First of all, I’m going to get rid of the right panel and the associated buttons. In addition, I’m going to add a datagrid as well as three textboxes to hold search values, and three combo boxes to hold operators for each field. For the purposes of this post, I’ll use the Account, Type and Status fields as the lookup fields. Finally, I’ve added a Search button.
For Type and Status, I actually set them up as picklists, with their corresponding lists attached. The comboboxes have had their Items property populated with standard operator values (Starts With, Contains, Equal To, Not Equal To, Less Than or Equal To, Greater Than or Equal To, Less Than, Greater Than). While some of these operators don’t really make sense for a Alpha-numeric comparison, I’ve included them in this example. The available operators and their order are important, which you will see a little later.
For the Grid itself, we need to include some columns. Since this grid will not actually be bound, it doesn’t really matter which fields we use, but we do need to provide fields so that we can apply formatting for fields that would need it, such as dates, boolean values, phone numbers, etc… I’ve used the userfield 1-6 fields in the account table, setting the caption property of each column to what I would like to display in the datagrid, along with any necessary formatting.
As you can see, the accountid field is included as well. I don’t want to actually show this field, so it will be necessary to go into the columns collection for the grid and make that column invisible. While I am in there, I’m also going to set the other columns to read-only, as well as disabling the editor.
Now that our view is set up, we can start adding in come code to make this lookup work!
The first bit of code I’m adding is to define a global variable for each search parameter, which will tell us which fields to include in the search. To populate these global varables, I created a subroutine call ApplyFilterOption which I attach to the OnExit event of each of the parameter fields:

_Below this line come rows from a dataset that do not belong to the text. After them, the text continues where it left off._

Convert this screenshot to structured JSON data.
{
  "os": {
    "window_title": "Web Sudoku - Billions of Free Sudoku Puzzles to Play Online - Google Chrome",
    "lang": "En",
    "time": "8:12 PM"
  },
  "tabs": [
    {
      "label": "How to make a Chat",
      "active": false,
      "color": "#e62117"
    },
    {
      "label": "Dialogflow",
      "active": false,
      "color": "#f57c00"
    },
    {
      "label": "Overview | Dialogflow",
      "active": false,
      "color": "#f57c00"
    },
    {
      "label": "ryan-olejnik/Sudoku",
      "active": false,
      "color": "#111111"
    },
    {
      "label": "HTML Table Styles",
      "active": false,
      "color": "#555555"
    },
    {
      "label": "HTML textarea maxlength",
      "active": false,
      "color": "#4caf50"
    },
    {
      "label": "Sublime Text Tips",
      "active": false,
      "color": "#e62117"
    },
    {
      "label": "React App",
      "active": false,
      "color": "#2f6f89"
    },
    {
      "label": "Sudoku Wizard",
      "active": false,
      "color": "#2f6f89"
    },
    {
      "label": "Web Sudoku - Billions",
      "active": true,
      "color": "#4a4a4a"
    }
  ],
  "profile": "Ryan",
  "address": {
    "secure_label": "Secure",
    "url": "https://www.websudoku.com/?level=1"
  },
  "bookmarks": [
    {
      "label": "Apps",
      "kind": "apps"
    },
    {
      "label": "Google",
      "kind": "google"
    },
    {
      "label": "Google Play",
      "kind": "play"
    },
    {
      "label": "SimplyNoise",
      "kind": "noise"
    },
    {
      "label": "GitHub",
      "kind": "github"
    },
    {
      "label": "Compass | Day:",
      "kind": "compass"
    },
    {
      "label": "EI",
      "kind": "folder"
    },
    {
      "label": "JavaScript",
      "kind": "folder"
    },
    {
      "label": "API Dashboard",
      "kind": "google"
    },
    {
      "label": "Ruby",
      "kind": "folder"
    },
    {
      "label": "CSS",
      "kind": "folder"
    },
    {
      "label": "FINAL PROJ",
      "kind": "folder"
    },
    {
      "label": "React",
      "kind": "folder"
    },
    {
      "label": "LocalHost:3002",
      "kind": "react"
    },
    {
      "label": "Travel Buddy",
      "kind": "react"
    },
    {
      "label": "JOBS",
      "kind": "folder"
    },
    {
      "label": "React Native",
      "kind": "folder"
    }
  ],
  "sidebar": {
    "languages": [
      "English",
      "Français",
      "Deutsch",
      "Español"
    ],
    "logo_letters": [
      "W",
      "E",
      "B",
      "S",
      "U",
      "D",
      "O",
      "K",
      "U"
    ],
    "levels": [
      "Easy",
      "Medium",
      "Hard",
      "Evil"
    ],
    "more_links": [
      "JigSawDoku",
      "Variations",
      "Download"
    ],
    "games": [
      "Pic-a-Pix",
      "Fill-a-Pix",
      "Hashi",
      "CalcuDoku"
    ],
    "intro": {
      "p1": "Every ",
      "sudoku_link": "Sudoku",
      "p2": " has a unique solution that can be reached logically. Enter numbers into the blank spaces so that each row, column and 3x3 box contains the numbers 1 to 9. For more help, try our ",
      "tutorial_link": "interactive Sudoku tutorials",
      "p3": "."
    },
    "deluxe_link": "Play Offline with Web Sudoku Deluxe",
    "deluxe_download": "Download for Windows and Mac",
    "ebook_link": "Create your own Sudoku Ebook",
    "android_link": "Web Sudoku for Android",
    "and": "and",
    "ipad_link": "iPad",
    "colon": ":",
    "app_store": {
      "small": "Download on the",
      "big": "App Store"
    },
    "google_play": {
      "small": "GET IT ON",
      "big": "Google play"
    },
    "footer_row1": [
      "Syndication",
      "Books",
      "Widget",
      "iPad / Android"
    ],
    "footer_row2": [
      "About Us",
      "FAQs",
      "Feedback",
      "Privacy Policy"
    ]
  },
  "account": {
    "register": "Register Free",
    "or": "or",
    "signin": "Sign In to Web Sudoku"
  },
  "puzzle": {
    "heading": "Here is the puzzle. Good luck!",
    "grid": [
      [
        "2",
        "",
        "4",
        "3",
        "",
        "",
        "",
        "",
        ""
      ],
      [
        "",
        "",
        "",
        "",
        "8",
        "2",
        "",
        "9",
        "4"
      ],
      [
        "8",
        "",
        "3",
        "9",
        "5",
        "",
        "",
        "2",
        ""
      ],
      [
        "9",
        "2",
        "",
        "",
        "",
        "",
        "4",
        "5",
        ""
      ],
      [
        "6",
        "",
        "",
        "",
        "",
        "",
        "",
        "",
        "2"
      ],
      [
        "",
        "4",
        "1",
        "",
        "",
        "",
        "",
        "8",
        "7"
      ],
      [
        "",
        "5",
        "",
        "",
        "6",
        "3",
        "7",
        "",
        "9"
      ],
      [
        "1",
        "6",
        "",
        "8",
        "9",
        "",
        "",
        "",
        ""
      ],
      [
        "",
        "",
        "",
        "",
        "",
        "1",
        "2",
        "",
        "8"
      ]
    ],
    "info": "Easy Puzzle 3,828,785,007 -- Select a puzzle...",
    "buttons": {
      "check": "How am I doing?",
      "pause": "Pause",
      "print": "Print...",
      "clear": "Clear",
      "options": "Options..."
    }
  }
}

With this code, if a user enters a value in “Account”, for example, we’ll know to include “Account” in the where clause of our SQL Statement.
Now we’re ready to do the actual query. I’ve added another couple of functions, to build the actual query string that will search the database. First, I created a function called SearchAccount. This function is simply a string consisting of a SQL Statement for querying the Account table.
As you can see, there is no where clause yet. This will be built by another function I added called BuildFilter.
In the BuildFilter Function, I am using two different functions from the SLX_Common Script; AddToWhereClause and GetSqlConditionClause. The GetSqlCondition function takes two parameters; The index from the combo box (this is why the order of the operators within the items property of the combobox control is so important) and the value to search for. This is called from within the AddToWhereClause function to append any search parameters from my view into the SQL statement I built.
All we need to do now is set the SQL property of the results grid to the results of the SearchAccount function. Since we aliased the returned values in that statement with the same fields we used to define the grid, any formatting we set in the grid will carry forward.
We should now be getting a result set in our grid. The final step will be to navigate to whichever record from the results the user double-clicks, and to close the search view. This can be done very easily in a doubleclick event on the grid:
So There we go! We’ve just created a simple Account lookup view using a Manage view, and functionality from the SLX_Common script.’
I hope you found this informative. There’s a lot more we could do with this view. Right-click functionality would be nice to have, and you’ll probably need to disable the navigation functionality if there are no results returned. If you are implementing functionality similar to this, I’d encourage you to play with my code an try to figure out what else you can do to make this more complete of a solution. Thanks for reading!